Let’s talk about HEALTHY BONES! Strong and healthy bones are essential to healthy aging. We all want to be able to run, jump, lift, and summersault into our 70s, 80s, 90s and beyond.
These are the top ways to protect and improve your bone density:
1) Vitamin D3 with K2. Let’s get your vitamin D level tested and optimized to a target range of 60-80 ng/mL. Most of my patients seem to need vitamin D3 5000 IU with K2 daily to maintain this level. Vitamin K2 is an essential vitamin that helps the calcium enter your bones and keeps the calcium away from your coronary arteries. Vitamin D3 and K2 are fat soluble, so always take with food for optimal absorption.
2) Calcium and Magnesium. Are you getting enough calcium from your diet? Did you know that leafy greens are an incredibly rich source of calcium? Kale, chard, spinach, dandelion greens, and collard greens are all calcium powerhouses.
We also supplement calcium 500 mg once or twice a day (depending on your bone density). Did you know calcium works synergistically with magnesium? That’s why I always recommend calcium with magnesium at bedtime. Make sure your calcium and magnesium are highly absorbable forms (avoid calcium carbonate and magnesium oxide which are poorly absorbed). In my practice, we love Reacted Calcium, and Reacted Magnesium.
There are a slew of other minerals that are good for bones including boron, copper, manganese, selenium, zinc. That’s why I recommend a complete multivitamin to all my patients to cover all of these minerals. For those with osteopenia or osteoperosis, we often use ProBono — which is is designed with convenient AM and PM packets with all the minerals (including calcium, magnesium, boron, strontium, K2) at target dose to rebuild strong bones.
3) Healthy Gut. Did you know you absorb all these vitamins and minerals from your gut? If you have gut inflammation, it may be affecting how you absorb your vitamins and nutrients. A recent review article showed that H. pylori infection in the stomach increases your risk of osteoperosis. Low stomach acid or insufficient pancreatic enzymes can contribute to low bone density. Did you know you convert vitamin K1 (found in leafy greens) to vitamin K2 by the bacteria in your gut? Having a healthy gut microbiome can influence your vitamin levels! Ever thought your probiotic may be helping your bones? We can evaluate the health of your gut microbiome through a comprehensive stool test.
4) Hormones! Estrogen is good for the bones. Young women who are ovulating regularly will have better estrogen levels for their bones. Women who are not having regular periods (anovulatory cycles) due to anorexia, PCOS, or extreme athletic training are at risk of lower bone density. Women also start losing bone faster after menopause due to the drop in estrogen levels. If you are having symptoms of menopause like hot flashes it may be worth considering bio-identical estrogen replacement for your bone health as well.

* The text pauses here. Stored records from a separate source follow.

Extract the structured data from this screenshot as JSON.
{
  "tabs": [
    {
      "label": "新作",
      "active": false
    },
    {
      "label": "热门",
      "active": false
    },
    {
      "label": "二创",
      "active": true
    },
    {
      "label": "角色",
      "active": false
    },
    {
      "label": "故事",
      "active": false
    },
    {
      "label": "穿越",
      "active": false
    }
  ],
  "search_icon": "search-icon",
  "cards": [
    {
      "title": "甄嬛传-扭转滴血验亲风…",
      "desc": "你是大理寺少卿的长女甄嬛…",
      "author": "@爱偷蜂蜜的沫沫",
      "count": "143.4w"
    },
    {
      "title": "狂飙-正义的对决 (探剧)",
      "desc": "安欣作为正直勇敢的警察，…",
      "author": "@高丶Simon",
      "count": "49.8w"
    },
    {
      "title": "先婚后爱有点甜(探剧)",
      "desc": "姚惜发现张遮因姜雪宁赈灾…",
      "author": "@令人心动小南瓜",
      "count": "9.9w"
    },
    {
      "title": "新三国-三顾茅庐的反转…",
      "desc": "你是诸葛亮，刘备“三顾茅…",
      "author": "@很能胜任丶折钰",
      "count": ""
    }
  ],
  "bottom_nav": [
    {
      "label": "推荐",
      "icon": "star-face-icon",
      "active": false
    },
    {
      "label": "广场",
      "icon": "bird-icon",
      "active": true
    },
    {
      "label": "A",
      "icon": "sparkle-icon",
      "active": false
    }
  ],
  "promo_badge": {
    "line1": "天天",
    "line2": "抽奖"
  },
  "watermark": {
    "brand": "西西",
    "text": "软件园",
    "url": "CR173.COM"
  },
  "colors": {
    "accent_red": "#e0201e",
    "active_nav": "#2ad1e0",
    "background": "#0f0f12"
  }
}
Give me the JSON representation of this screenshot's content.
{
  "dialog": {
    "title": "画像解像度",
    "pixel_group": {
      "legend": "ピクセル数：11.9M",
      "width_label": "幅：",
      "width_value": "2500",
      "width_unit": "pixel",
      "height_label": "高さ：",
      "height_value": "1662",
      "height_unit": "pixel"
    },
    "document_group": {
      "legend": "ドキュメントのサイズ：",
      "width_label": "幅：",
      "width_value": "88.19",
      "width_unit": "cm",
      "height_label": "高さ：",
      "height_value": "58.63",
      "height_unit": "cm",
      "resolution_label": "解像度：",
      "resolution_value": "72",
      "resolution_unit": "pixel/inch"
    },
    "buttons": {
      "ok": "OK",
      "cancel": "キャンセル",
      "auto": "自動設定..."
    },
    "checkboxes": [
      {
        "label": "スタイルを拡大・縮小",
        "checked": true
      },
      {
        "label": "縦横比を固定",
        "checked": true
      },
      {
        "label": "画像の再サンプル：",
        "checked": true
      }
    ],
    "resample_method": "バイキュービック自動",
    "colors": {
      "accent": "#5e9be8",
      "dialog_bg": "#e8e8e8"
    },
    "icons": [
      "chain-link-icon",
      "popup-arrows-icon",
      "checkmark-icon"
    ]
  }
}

Thyroid hormones also influence bone metabolism. The thyroid is the “Goldilocks” hormone where the dosing has to be just right within a target range. Over-treating the thyroid (suppressing the TSH) is not recommended as it can promote osteoperosis.
Chronic high cortisol levels (bad stress hormone from your adrenals) from chronic stress can also weaken your bones.
5) Avoid BONE SABATEURS! An acidic diet is bad for the bone. Keep your diet more alkaline by eating vegetables/ fruits at every meal. Avoid processed foods. Carbonated sodas contain phosphoric acid which will cause calcium loss through the kidneys. Pure carbonated water does not have phosphoric acid and is fine.
Excess sugar, alcohol, and caffeine are also bad for bone health. Smoking (Cadmium exposure) is bad for bone density.
Certain medications should not be taken long term due to their negative impact on bone health. This includes acid-suppressive medications like proton-pump inhibitors (like Prilosec), and steroids (like prednisone). That’s why it’s best to figure out root causes of heartburn so you don’t have to take an acid-suppressive medication long term.
Environmental pollution and toxins like lead, pesticides, mercury, glyphosate, and cadmium are also bad for bones.
6) Dynamic weight-bearing exercises. You want to do exercises that have some impact — like brisk walking, hiking, aerobics, dancing, or stair climbing. This helps with bone density in the hips and spine. Any weight training against gravity helps bone density. Light weights and resistance bands are a great addition to common exercises like squats and lunges to help stimulate bone growth. I recommend meeting with a trainer or physical therapist to learn more exercises to implement into your daily routine. I’ve seen women with significant improvement in their DEXA bone density scores after consistent weight training.
7) Inflammation. If you do have low bone density (osteopenia or osteoporosis), inflammation can definitely affect your risk of fracture. Eating an anti-inflammatory diet high in vegetables will definitely improve the metabolic health of your bones.
Rajsree Nambudripad, MD